Directions -
Your answer should reproduce the full set of records exactly as given.

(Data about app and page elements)

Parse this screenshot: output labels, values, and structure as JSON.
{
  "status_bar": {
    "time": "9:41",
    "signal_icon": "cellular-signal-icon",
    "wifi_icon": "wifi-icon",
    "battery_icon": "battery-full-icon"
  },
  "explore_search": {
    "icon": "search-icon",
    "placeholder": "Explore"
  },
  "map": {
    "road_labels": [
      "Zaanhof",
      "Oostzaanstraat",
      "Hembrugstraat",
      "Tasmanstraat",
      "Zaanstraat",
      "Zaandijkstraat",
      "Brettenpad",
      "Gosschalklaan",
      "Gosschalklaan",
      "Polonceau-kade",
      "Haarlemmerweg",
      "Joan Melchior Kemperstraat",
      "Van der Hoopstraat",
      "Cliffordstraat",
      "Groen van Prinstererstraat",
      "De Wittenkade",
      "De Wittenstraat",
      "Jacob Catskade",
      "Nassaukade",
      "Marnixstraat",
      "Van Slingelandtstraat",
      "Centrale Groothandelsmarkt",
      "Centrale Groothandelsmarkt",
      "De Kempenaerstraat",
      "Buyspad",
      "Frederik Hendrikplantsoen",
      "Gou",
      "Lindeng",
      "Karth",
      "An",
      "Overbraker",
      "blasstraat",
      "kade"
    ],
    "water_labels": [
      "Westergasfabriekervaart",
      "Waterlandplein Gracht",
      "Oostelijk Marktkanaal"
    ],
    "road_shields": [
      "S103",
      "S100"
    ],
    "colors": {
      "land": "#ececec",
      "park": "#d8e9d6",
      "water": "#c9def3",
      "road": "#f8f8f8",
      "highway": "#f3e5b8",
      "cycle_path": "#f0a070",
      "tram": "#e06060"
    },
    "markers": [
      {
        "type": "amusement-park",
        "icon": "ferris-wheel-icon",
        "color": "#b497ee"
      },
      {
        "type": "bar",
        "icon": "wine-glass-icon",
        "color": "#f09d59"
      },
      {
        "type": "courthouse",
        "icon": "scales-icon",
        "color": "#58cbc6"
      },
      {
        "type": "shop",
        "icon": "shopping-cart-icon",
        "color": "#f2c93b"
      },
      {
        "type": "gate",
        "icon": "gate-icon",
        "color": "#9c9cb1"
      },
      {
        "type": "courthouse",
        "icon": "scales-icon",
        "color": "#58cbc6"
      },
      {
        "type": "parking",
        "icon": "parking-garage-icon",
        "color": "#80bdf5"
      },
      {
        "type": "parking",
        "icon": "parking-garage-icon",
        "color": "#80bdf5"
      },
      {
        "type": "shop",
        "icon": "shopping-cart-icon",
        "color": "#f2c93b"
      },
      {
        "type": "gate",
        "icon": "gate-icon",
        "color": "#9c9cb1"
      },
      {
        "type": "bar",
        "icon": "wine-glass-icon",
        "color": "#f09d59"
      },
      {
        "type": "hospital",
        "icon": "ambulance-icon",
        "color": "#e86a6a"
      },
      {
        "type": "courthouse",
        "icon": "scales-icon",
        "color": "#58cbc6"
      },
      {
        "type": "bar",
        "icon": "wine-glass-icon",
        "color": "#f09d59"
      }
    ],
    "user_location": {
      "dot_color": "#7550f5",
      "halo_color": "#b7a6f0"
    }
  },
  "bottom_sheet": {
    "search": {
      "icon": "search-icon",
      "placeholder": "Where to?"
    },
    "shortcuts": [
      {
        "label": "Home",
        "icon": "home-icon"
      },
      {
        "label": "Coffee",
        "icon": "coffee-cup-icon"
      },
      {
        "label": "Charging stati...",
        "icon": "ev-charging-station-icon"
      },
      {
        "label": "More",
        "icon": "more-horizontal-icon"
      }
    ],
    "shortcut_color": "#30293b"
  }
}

The completed task -
Parse this screenshot: output labels, values, and structure as JSON.
{
  "status_bar": {
    "time": "9:41",
    "signal_icon": "cellular-signal-icon",
    "wifi_icon": "wifi-icon",
    "battery_icon": "battery-full-icon"
  },
  "explore_search": {
    "icon": "search-icon",
    "placeholder": "Explore"
  },
  "map": {
    "road_labels": [
      "Zaanhof",
      "Oostzaanstraat",
      "Hembrugstraat",
      "Tasmanstraat",
      "Zaanstraat",
      "Zaandijkstraat",
      "Brettenpad",
      "Gosschalklaan",
      "Gosschalklaan",
      "Polonceau-kade",
      "Haarlemmerweg",
      "Joan Melchior Kemperstraat",
      "Van der Hoopstraat",
      "Cliffordstraat",
      "Groen van Prinstererstraat",
      "De Wittenkade",
      "De Wittenstraat",
      "Jacob Catskade",
      "Nassaukade",
      "Marnixstraat",
      "Van Slingelandtstraat",
      "Centrale Groothandelsmarkt",
      "Centrale Groothandelsmarkt",
      "De Kempenaerstraat",
      "Buyspad",
      "Frederik Hendrikplantsoen",
      "Gou",
      "Lindeng",
      "Karth",
      "An",
      "Overbraker",
      "blasstraat",
      "kade"
    ],
    "water_labels": [
      "Westergasfabriekervaart",
      "Waterlandplein Gracht",
      "Oostelijk Marktkanaal"
    ],
    "road_shields": [
      "S103",
      "S100"
    ],
    "colors": {
      "land": "#ececec",
      "park": "#d8e9d6",
      "water": "#c9def3",
      "road": "#f8f8f8",
      "highway": "#f3e5b8",
      "cycle_path": "#f0a070",
      "tram": "#e06060"
    },
    "markers": [
      {
        "type": "amusement-park",
        "icon": "ferris-wheel-icon",
        "color": "#b497ee"
      },
      {
        "type": "bar",
        "icon": "wine-glass-icon",
        "color": "#f09d59"
      },
      {
        "type": "courthouse",
        "icon": "scales-icon",
        "color": "#58cbc6"
      },
      {
        "type": "shop",
        "icon": "shopping-cart-icon",
        "color": "#f2c93b"
      },
      {
        "type": "gate",
        "icon": "gate-icon",
        "color": "#9c9cb1"
      },
      {
        "type": "courthouse",
        "icon": "scales-icon",
        "color": "#58cbc6"
      },
      {
        "type": "parking",
        "icon": "parking-garage-icon",
        "color": "#80bdf5"
      },
      {
        "type": "parking",
        "icon": "parking-garage-icon",
        "color": "#80bdf5"
      },
      {
        "type": "shop",
        "icon": "shopping-cart-icon",
        "color": "#f2c93b"
      },
      {
        "type": "gate",
        "icon": "gate-icon",
        "color": "#9c9cb1"
      },
      {
        "type": "bar",
        "icon": "wine-glass-icon",
        "color": "#f09d59"
      },
      {
        "type": "hospital",
        "icon": "ambulance-icon",
        "color": "#e86a6a"
      },
      {
        "type": "courthouse",
        "icon": "scales-icon",
        "color": "#58cbc6"
      },
      {
        "type": "bar",
        "icon": "wine-glass-icon",
        "color": "#f09d59"
      }
    ],
    "user_location": {
      "dot_color": "#7550f5",
      "halo_color": "#b7a6f0"
    }
  },
  "bottom_sheet": {
    "search": {
      "icon": "search-icon",
      "placeholder": "Where to?"
    },
    "shortcuts": [
      {
        "label": "Home",
        "icon": "home-icon"
      },
      {
        "label": "Coffee",
        "icon": "coffee-cup-icon"
      },
      {
        "label": "Charging stati...",
        "icon": "ev-charging-station-icon"
      },
      {
        "label": "More",
        "icon": "more-horizontal-icon"
      }
    ],
    "shortcut_color": "#30293b"
  }
}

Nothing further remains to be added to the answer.